In his charming Australian accent, Sivan asked, “Are you ready to get a little bit sexy?” (The audience was, in fact, ready, save for the handful of parents chaperoning middle schoolers.)
As phone flashlights swayed in the crowd like lighters, Sivan sang the sultry “TOO GOOD,” about a one-night stand with a lover who’s “too good to be good for me.”
Before he sang “HEAVEN,” two fans handed him pride flags, which he eagerly tied around his neck (“My transformation into a gay Superman is almost complete,” he said.)
After the song, Sivan ran backstage to “wash his face” (vomit). Later in the show, he’d blame it on a “dodgy sandwich” he had for lunch.
“This is a sad song, but it’s a bop,” he said a few songs later introducing “THE QUIET.” He wasn’t wrong. “I’d rather be spitting blood/Than have this silence f— me up” he sang, backed by 808s and full of heartbreak.
“He’s not coming out for an encore,” the young man standing behind me said after Sivan finished his show. “He’s sick.”

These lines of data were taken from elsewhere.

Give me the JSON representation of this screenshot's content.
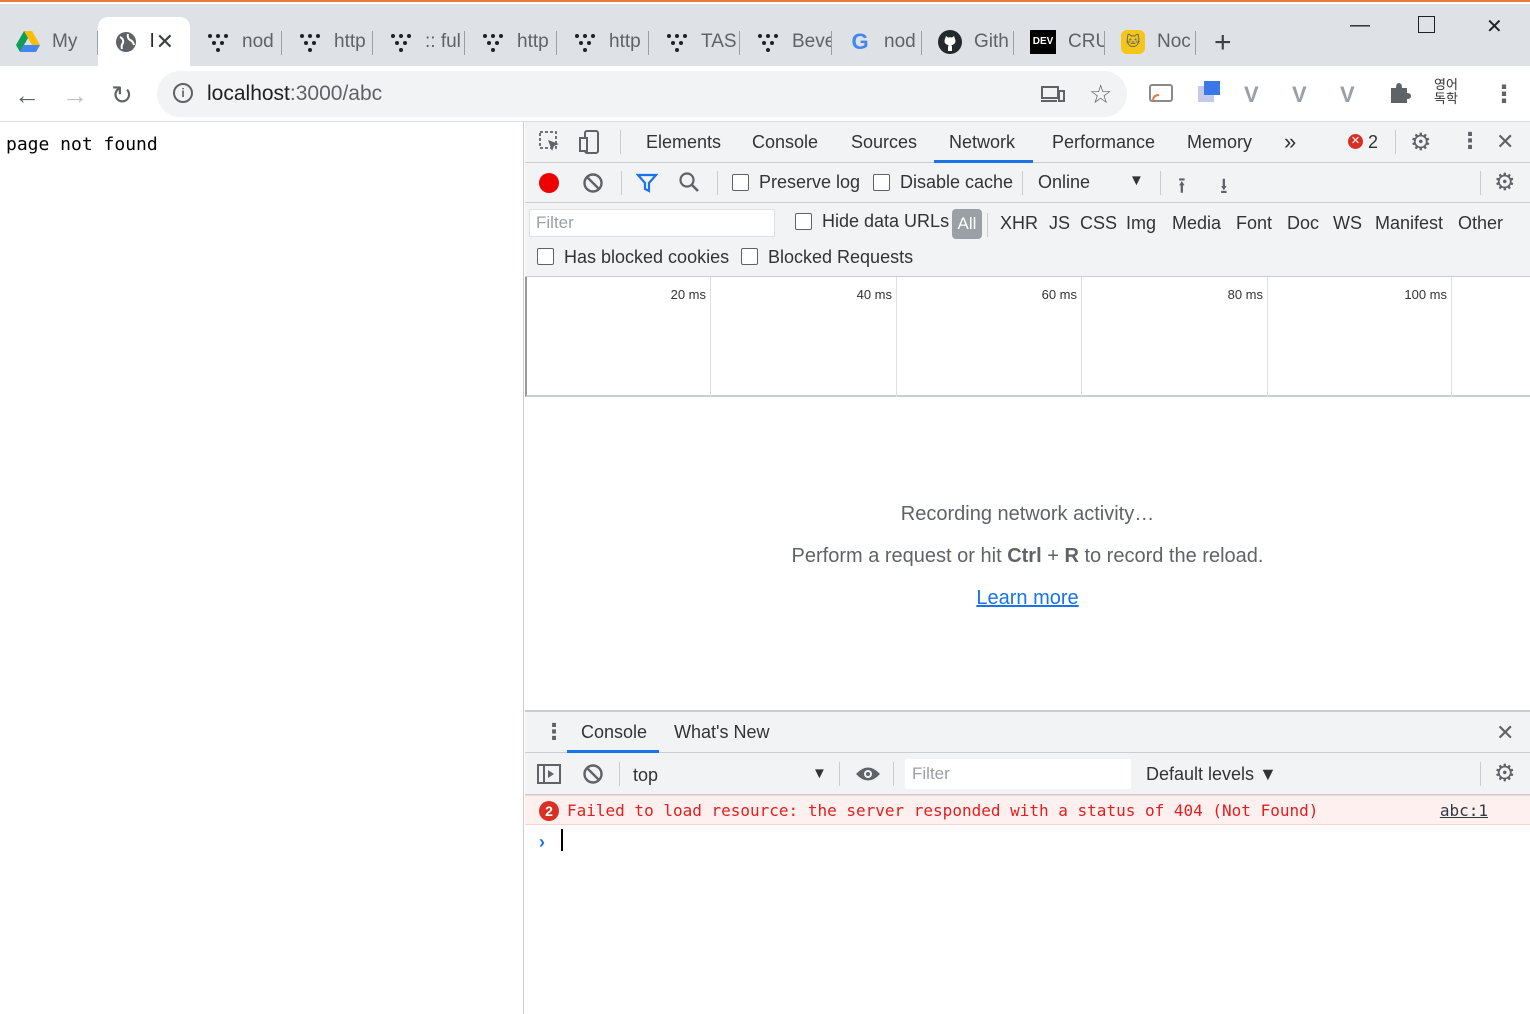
{
  "tabs": [
    {
      "label": "My",
      "icon": "google-drive-icon"
    },
    {
      "label": "l",
      "icon": "globe-icon",
      "active": true
    },
    {
      "label": "nod",
      "icon": "dots-icon"
    },
    {
      "label": "http",
      "icon": "dots-icon"
    },
    {
      "label": ":: ful",
      "icon": "dots-icon"
    },
    {
      "label": "http",
      "icon": "dots-icon"
    },
    {
      "label": "http",
      "icon": "dots-icon"
    },
    {
      "label": "TAS",
      "icon": "dots-icon"
    },
    {
      "label": "Beve",
      "icon": "dots-icon"
    },
    {
      "label": "nod",
      "icon": "google-icon"
    },
    {
      "label": "Gith",
      "icon": "github-icon"
    },
    {
      "label": "CRU",
      "icon": "dev-icon"
    },
    {
      "label": "Noc",
      "icon": "cat-icon"
    }
  ],
  "address": {
    "host": "localhost",
    "path": ":3000/abc"
  },
  "ext_badge": "영어\n독학",
  "page": {
    "message": "page not found"
  },
  "devtools": {
    "tabs": [
      "Elements",
      "Console",
      "Sources",
      "Network",
      "Performance",
      "Memory"
    ],
    "more": "»",
    "error_count": "2",
    "network_toolbar": {
      "preserve_log": "Preserve log",
      "disable_cache": "Disable cache",
      "throttle": "Online"
    },
    "filter": {
      "placeholder": "Filter",
      "hide_data_urls": "Hide data URLs",
      "all": "All",
      "types": [
        "XHR",
        "JS",
        "CSS",
        "Img",
        "Media",
        "Font",
        "Doc",
        "WS",
        "Manifest",
        "Other"
      ],
      "has_blocked_cookies": "Has blocked cookies",
      "blocked_requests": "Blocked Requests"
    },
    "timeline_ticks": [
      "20 ms",
      "40 ms",
      "60 ms",
      "80 ms",
      "100 ms"
    ],
    "empty": {
      "line1": "Recording network activity…",
      "line2_pre": "Perform a request or hit ",
      "line2_ctrl": "Ctrl",
      "line2_plus": " + ",
      "line2_r": "R",
      "line2_post": " to record the reload.",
      "learn_more": "Learn more"
    },
    "drawer": {
      "console": "Console",
      "whats_new": "What's New"
    },
    "console": {
      "context": "top",
      "filter_placeholder": "Filter",
      "levels": "Default levels ▼",
      "error_badge": "2",
      "error_text": "Failed to load resource: the server responded with a status of 404 (Not Found)",
      "error_source": "abc:1",
      "prompt": "›"
    }
  }
}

But Sivan returned to the stage for one last song, performing “YOUTH,” the first single of his debut album, “Blue Neighborhood.” The song fit as a perfect coda for a night of millennial angst. “Cause we’ve no time for getting old/Mortal bodies, timeless souls,” he sang, meaning every word.
He, and most of his audience, were just barely (if at all) adults. But in an ever-changing world that made Sivan’s generation and the one behind it grow up at the speed of light, Sivan and the crowd clung to the halcyon days of youthful insouciance when time seemed infinite, before they had to worry about those constants, death and taxes.
Sivan’s concert wasn’t a teen pop blockbuster show, but rather an intimate gathering of a few hundred fans who came to lament the trials of being young and in (and often, out of) love. It was cathartic to hear our collective desires and fears translated into words by a silky baritone.
Sivan isn’t popular because, at least for the most part, his fans want to sleep with him. He’s popular because he gives a voice to the eternal plight of young love. He isn’t so much a heartthrob as a spokesman for Gen Y’s (and soon, Gen Z’s) search for love in the time of smartphones.
People like Sivan because he understands them. Death, taxes and the young person’s desire to be understood: the three constants for a generation in flux.